[Component data from apps and pages]
§ §

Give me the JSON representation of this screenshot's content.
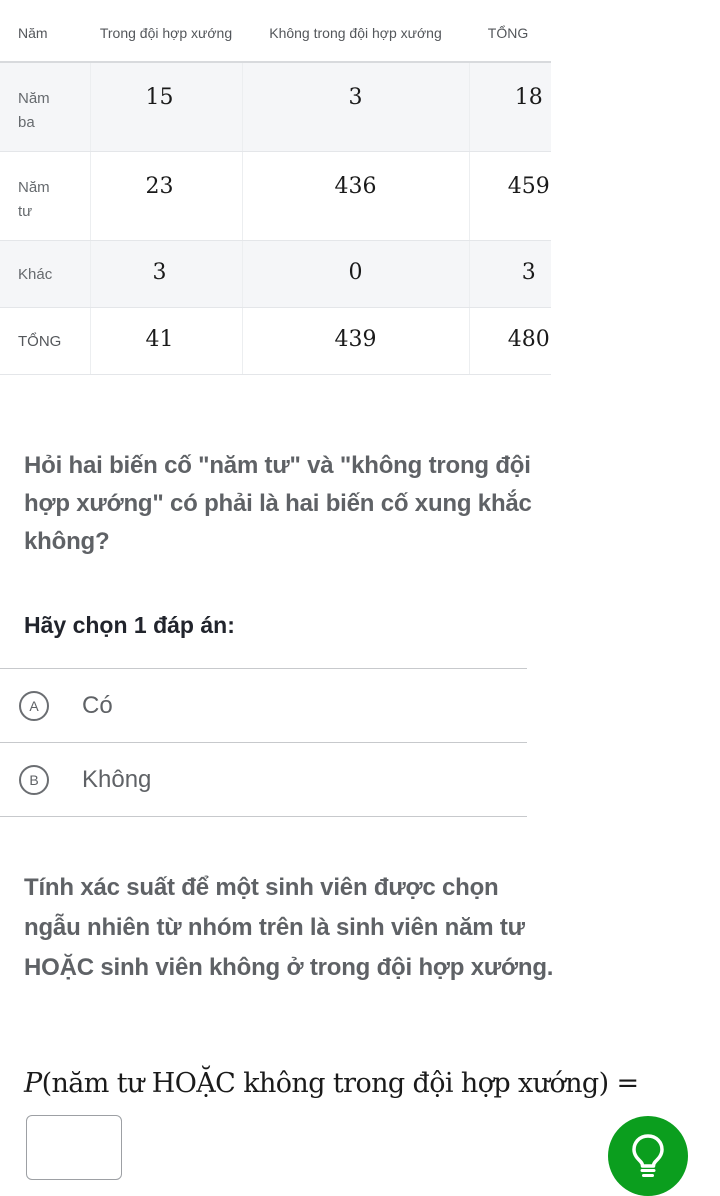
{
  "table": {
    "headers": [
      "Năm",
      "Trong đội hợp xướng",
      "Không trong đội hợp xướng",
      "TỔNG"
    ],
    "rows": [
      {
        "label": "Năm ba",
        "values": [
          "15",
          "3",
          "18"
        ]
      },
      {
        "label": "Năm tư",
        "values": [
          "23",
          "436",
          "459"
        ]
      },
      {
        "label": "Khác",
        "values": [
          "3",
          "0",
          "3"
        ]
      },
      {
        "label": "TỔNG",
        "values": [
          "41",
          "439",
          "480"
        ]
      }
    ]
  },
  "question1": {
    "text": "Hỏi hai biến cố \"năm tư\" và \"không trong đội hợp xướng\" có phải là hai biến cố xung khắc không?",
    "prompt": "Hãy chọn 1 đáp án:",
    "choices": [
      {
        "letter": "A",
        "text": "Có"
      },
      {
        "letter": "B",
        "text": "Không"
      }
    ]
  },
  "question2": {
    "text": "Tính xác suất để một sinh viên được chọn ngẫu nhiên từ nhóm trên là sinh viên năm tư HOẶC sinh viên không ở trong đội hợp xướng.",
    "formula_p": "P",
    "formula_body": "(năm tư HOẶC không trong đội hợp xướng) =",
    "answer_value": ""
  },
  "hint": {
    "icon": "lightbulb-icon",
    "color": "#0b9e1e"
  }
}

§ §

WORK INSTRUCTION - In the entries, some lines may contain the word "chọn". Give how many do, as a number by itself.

REPLY TO THE EXERCISE - 2